Jade, our 11 year old, is starting Bachillerato today. In Colombia, there is only Primaria (primary school up to 6 grade) and Bachillerato (grades 6 to 11) or high school. My 11 year old is starting high school!!!! How did that happen? She was very nervous even though she is in the same school with pretty much the same kids. They will be mixing up the kids between the two classrooms, however, so we are keeping our fingers crossed that she is in the same class with her two best friends.
Siena, our 8 year old, is enjoying the last few days of this very long school break and will be starting school next week. She loves her school and is very excited about starting. I am a little worried because while her school is big on heart, it is low on funding. Her new teacher is 24 years old and has previously worked as a gym teacher. She is very mature for her age and very enthusiastic about Waldorf education, but it’s hard for me not to worry that Siena will get what she needs in third grade. As is, her class seems to be about a year behind her Waldorf counterparts in the US. I have found several tutors, however, one American to work on her English and another who is a Colombian Waldorf teacher to help her advance in other subjects. I am hopeful that this will be enough to get her to grade level.
Saige, our 3 year old, is thriving. She is all smiles and happiness (and willfulness!) and looking forward to starting her Waldorf preschool next week. She is super cute and super fun! She is also teaching me Spanish since she speaks like a native born Colombiana, complete with a Rollo (what people from Bogota are called here) accent.
My husband, Esteban, is doing great! He is passionate about his work and truly enjoys it. In his spare time, he loves to hang out with the family and watch sports. Life is good!

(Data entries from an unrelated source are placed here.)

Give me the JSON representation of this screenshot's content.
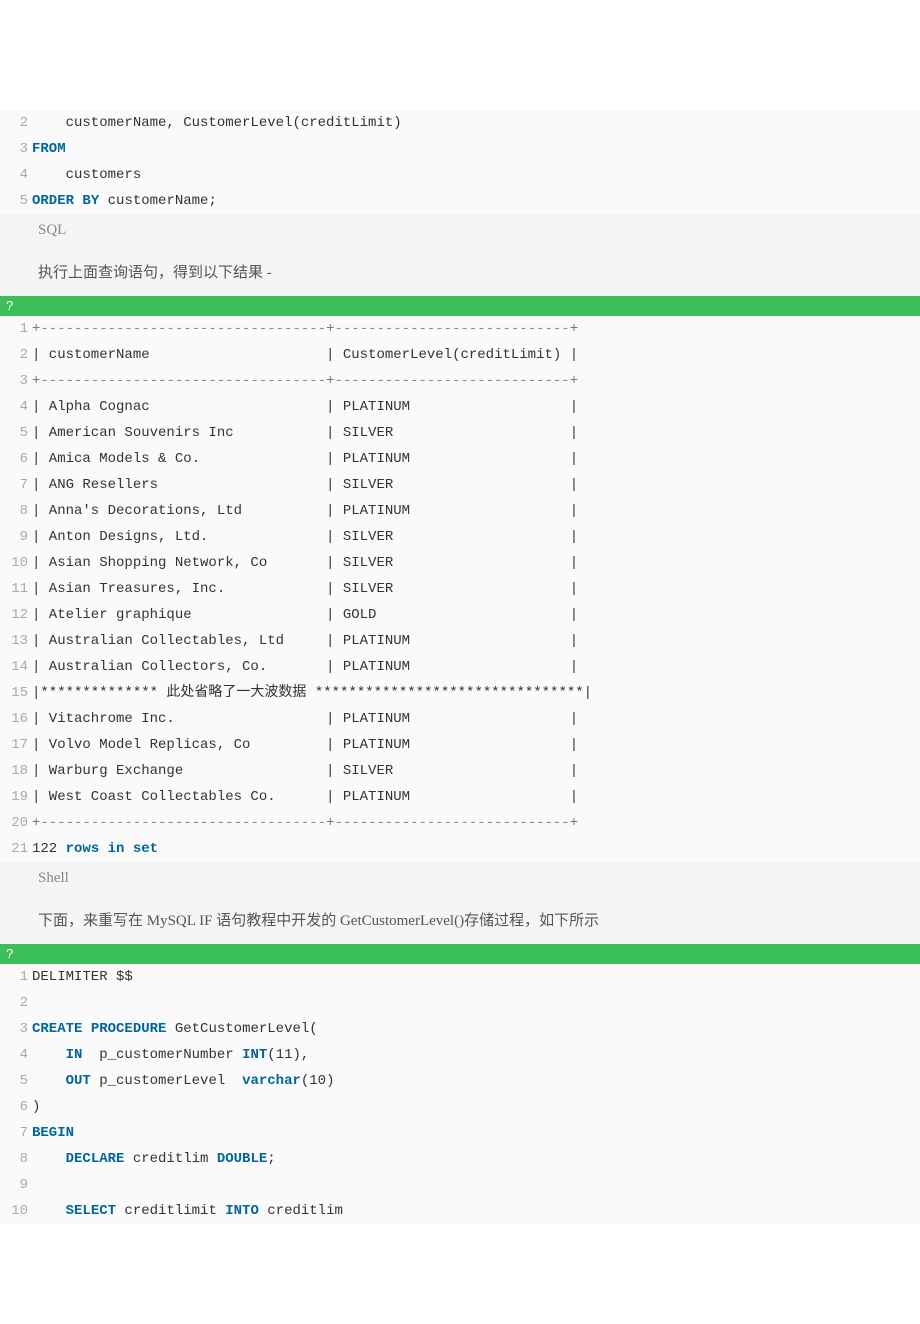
{
  "block1": {
    "lines": [
      {
        "n": "2",
        "segs": [
          {
            "t": "    customerName, CustomerLevel(creditLimit)"
          }
        ]
      },
      {
        "n": "3",
        "segs": [
          {
            "t": "FROM",
            "c": "kw"
          }
        ]
      },
      {
        "n": "4",
        "segs": [
          {
            "t": "    customers"
          }
        ]
      },
      {
        "n": "5",
        "segs": [
          {
            "t": "ORDER",
            "c": "kw"
          },
          {
            "t": " "
          },
          {
            "t": "BY",
            "c": "kw"
          },
          {
            "t": " customerName;"
          }
        ]
      }
    ],
    "lang": "SQL"
  },
  "narration1": "执行上面查询语句，得到以下结果 -",
  "greenBar": "?",
  "block2": {
    "lines": [
      {
        "n": "1",
        "segs": [
          {
            "t": "+",
            "c": "plus"
          },
          {
            "t": "----------------------------------",
            "c": "dashed"
          },
          {
            "t": "+",
            "c": "plus"
          },
          {
            "t": "----------------------------",
            "c": "dashed"
          },
          {
            "t": "+",
            "c": "plus"
          }
        ]
      },
      {
        "n": "2",
        "segs": [
          {
            "t": "| customerName                     | CustomerLevel(creditLimit) |"
          }
        ]
      },
      {
        "n": "3",
        "segs": [
          {
            "t": "+",
            "c": "plus"
          },
          {
            "t": "----------------------------------",
            "c": "dashed"
          },
          {
            "t": "+",
            "c": "plus"
          },
          {
            "t": "----------------------------",
            "c": "dashed"
          },
          {
            "t": "+",
            "c": "plus"
          }
        ]
      },
      {
        "n": "4",
        "segs": [
          {
            "t": "| Alpha Cognac                     | PLATINUM                   |"
          }
        ]
      },
      {
        "n": "5",
        "segs": [
          {
            "t": "| American Souvenirs Inc           | SILVER                     |"
          }
        ]
      },
      {
        "n": "6",
        "segs": [
          {
            "t": "| Amica Models & Co.               | PLATINUM                   |"
          }
        ]
      },
      {
        "n": "7",
        "segs": [
          {
            "t": "| ANG Resellers                    | SILVER                     |"
          }
        ]
      },
      {
        "n": "8",
        "segs": [
          {
            "t": "| Anna's Decorations, Ltd          | PLATINUM                   |"
          }
        ]
      },
      {
        "n": "9",
        "segs": [
          {
            "t": "| Anton Designs, Ltd.              | SILVER                     |"
          }
        ]
      },
      {
        "n": "10",
        "segs": [
          {
            "t": "| Asian Shopping Network, Co       | SILVER                     |"
          }
        ]
      },
      {
        "n": "11",
        "segs": [
          {
            "t": "| Asian Treasures, Inc.            | SILVER                     |"
          }
        ]
      },
      {
        "n": "12",
        "segs": [
          {
            "t": "| Atelier graphique                | GOLD                       |"
          }
        ]
      },
      {
        "n": "13",
        "segs": [
          {
            "t": "| Australian Collectables, Ltd     | PLATINUM                   |"
          }
        ]
      },
      {
        "n": "14",
        "segs": [
          {
            "t": "| Australian Collectors, Co.       | PLATINUM                   |"
          }
        ]
      },
      {
        "n": "15",
        "segs": [
          {
            "t": "|************** 此处省略了一大波数据 ********************************|"
          }
        ]
      },
      {
        "n": "16",
        "segs": [
          {
            "t": "| Vitachrome Inc.                  | PLATINUM                   |"
          }
        ]
      },
      {
        "n": "17",
        "segs": [
          {
            "t": "| Volvo Model Replicas, Co         | PLATINUM                   |"
          }
        ]
      },
      {
        "n": "18",
        "segs": [
          {
            "t": "| Warburg Exchange                 | SILVER                     |"
          }
        ]
      },
      {
        "n": "19",
        "segs": [
          {
            "t": "| West Coast Collectables Co.      | PLATINUM                   |"
          }
        ]
      },
      {
        "n": "20",
        "segs": [
          {
            "t": "+",
            "c": "plus"
          },
          {
            "t": "----------------------------------",
            "c": "dashed"
          },
          {
            "t": "+",
            "c": "plus"
          },
          {
            "t": "----------------------------",
            "c": "dashed"
          },
          {
            "t": "+",
            "c": "plus"
          }
        ]
      },
      {
        "n": "21",
        "segs": [
          {
            "t": "122 "
          },
          {
            "t": "rows",
            "c": "kw"
          },
          {
            "t": " "
          },
          {
            "t": "in",
            "c": "kw"
          },
          {
            "t": " "
          },
          {
            "t": "set",
            "c": "kw"
          }
        ]
      }
    ],
    "lang": "Shell"
  },
  "narration2": "下面，来重写在 MySQL IF 语句教程中开发的 GetCustomerLevel()存储过程，如下所示",
  "block3": {
    "lines": [
      {
        "n": "1",
        "segs": [
          {
            "t": "DELIMITER $$"
          }
        ]
      },
      {
        "n": "2",
        "segs": [
          {
            "t": ""
          }
        ]
      },
      {
        "n": "3",
        "segs": [
          {
            "t": "CREATE",
            "c": "kw"
          },
          {
            "t": " "
          },
          {
            "t": "PROCEDURE",
            "c": "kw"
          },
          {
            "t": " GetCustomerLevel("
          }
        ]
      },
      {
        "n": "4",
        "segs": [
          {
            "t": "    "
          },
          {
            "t": "IN",
            "c": "kw"
          },
          {
            "t": "  p_customerNumber "
          },
          {
            "t": "INT",
            "c": "kw"
          },
          {
            "t": "(11),"
          }
        ]
      },
      {
        "n": "5",
        "segs": [
          {
            "t": "    "
          },
          {
            "t": "OUT",
            "c": "kw"
          },
          {
            "t": " p_customerLevel  "
          },
          {
            "t": "varchar",
            "c": "kw"
          },
          {
            "t": "(10)"
          }
        ]
      },
      {
        "n": "6",
        "segs": [
          {
            "t": ")"
          }
        ]
      },
      {
        "n": "7",
        "segs": [
          {
            "t": "BEGIN",
            "c": "kw"
          }
        ]
      },
      {
        "n": "8",
        "segs": [
          {
            "t": "    "
          },
          {
            "t": "DECLARE",
            "c": "kw"
          },
          {
            "t": " creditlim "
          },
          {
            "t": "DOUBLE",
            "c": "kw"
          },
          {
            "t": ";"
          }
        ]
      },
      {
        "n": "9",
        "segs": [
          {
            "t": ""
          }
        ]
      },
      {
        "n": "10",
        "segs": [
          {
            "t": "    "
          },
          {
            "t": "SELECT",
            "c": "kw"
          },
          {
            "t": " creditlimit "
          },
          {
            "t": "INTO",
            "c": "kw"
          },
          {
            "t": " creditlim"
          }
        ]
      }
    ]
  }
}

As for me, I am doing great and quite honestly feeling unsettled as we have yet to settle into a school time routine. I am still sorting out everybody’s schedules. They will be in three different schools and participating in various afterschool activities (singing, piano, music theory, swimming and ceramics for Jade and horseback riding, guitar and ceramics for Siena) so our schedule is abit like a jigsaw puzzle. Somehow it always come together though.
I am also coaching, continuing to interview people who are making life changes to follow their passion and purpose in life for the book I am writing, and using my “sabbatical” from domestic responsibilities to exercise and meditate (daily for the past 8 months!). I will also be starting ceramics and guitar lessons, a lifelong dream, next week.
Speaking of my “sabbatical” from domestic responsibilities, we have hired a new live-in housekeeper. I write about this not to make you all jealous but because this continues to be a challenge for me in navigating developing country living. Don’t get me wrong. I am oh-so-grateful for the help and feel infinitely blessed. I also have such a hard time opening my home and my heart to a stranger, especially since this is our third housekeeper in two and a half years. It’s hard to get close to somebody and then have to fire them because they steal from you (housekeeper #1) or encourage them to go back to their kids (housekeeper #2). I find myself embarrassed by how hard this woman is working to make me happy but also know that I need to be very polite yet somewhat “boss like” so she respects me. It’s kind of hard for a gringa who just wants everybody to be friends and get along.